§ **EXERCISE DESCRIPTION**: Report how many lines of the data below contain "kind". Give nothing besides the number.

§ **RECORDS SUPPLIED**:
>>>

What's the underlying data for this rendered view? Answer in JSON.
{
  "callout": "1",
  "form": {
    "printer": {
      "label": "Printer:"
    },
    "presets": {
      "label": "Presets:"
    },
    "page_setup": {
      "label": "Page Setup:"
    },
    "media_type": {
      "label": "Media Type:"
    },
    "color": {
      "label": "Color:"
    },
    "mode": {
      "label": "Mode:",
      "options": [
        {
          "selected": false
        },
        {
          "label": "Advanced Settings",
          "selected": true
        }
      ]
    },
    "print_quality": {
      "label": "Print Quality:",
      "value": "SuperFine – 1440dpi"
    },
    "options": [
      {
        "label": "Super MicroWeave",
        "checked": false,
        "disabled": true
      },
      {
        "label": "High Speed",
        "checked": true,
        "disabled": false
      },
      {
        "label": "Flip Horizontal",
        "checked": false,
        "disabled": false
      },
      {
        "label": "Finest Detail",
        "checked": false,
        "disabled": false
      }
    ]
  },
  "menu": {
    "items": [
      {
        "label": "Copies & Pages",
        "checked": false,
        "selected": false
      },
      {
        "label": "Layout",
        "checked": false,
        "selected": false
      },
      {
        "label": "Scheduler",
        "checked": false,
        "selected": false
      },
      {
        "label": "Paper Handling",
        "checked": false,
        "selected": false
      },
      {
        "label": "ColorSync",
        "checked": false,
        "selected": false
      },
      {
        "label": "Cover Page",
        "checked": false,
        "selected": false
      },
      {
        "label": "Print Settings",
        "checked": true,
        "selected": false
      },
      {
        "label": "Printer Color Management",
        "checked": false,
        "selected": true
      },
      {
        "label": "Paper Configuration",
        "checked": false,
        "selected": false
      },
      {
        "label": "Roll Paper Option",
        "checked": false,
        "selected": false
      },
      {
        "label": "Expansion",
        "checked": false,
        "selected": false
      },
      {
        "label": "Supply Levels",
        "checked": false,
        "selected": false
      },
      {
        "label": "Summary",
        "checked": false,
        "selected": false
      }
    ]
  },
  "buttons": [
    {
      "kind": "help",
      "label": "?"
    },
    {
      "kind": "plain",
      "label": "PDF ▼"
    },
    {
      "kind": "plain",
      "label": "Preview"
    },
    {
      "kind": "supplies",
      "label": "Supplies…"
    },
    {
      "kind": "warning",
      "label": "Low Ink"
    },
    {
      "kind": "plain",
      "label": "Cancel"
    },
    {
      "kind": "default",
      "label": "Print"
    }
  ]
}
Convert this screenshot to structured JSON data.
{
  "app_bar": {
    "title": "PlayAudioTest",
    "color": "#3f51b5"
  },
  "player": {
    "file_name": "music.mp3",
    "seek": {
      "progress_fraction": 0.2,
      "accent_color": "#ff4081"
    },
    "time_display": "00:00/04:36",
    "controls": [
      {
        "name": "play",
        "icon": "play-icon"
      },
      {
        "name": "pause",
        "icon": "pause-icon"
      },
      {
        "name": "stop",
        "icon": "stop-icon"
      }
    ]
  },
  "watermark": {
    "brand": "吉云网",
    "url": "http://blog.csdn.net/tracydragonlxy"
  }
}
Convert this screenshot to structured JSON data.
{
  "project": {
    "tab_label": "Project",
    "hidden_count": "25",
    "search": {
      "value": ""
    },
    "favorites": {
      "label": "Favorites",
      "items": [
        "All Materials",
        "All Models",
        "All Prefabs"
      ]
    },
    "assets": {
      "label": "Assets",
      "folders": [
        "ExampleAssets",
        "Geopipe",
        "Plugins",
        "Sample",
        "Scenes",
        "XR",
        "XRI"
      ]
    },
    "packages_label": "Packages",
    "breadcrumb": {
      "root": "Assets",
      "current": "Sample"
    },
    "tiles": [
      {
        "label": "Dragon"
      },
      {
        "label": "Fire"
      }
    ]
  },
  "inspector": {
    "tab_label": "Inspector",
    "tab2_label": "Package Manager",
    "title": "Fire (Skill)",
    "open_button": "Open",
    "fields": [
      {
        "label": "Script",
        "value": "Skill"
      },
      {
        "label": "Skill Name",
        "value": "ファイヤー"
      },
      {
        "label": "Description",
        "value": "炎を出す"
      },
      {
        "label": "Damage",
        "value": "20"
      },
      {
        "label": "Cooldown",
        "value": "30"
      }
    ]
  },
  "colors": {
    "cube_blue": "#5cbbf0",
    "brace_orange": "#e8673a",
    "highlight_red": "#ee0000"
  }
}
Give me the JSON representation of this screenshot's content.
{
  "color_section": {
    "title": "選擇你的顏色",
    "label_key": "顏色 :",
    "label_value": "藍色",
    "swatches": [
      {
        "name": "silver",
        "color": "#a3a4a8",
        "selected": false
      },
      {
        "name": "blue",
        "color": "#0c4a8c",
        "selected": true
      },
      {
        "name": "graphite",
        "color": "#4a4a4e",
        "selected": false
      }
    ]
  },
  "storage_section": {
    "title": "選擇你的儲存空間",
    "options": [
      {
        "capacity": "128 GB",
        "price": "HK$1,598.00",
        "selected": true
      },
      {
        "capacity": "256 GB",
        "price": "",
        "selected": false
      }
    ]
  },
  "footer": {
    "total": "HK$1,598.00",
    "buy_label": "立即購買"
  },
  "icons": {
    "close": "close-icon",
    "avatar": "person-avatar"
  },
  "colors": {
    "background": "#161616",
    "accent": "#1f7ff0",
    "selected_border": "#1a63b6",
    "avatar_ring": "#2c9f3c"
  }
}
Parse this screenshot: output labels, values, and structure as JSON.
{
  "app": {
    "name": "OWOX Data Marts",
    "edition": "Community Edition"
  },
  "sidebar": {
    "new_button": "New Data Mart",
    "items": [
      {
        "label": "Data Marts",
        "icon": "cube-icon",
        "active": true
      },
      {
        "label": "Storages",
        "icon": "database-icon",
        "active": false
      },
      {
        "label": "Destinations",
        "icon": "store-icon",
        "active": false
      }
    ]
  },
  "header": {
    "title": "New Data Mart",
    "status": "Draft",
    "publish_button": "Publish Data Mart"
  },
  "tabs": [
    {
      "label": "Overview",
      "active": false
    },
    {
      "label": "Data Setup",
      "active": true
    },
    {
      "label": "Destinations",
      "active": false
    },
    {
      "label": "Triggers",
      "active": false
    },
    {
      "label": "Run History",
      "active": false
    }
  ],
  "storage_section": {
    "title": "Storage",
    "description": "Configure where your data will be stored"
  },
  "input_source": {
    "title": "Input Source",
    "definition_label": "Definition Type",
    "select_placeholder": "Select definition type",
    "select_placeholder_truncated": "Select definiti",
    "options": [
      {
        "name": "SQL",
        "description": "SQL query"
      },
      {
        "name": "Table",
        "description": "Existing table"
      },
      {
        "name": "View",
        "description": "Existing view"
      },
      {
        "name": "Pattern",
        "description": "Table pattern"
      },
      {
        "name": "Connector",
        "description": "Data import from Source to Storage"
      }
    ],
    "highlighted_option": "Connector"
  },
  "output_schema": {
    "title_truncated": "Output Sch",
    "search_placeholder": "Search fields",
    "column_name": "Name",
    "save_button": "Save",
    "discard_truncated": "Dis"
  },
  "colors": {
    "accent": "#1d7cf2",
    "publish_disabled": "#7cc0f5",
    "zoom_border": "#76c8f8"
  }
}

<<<

§ **EXPECTED ANSWER**: 7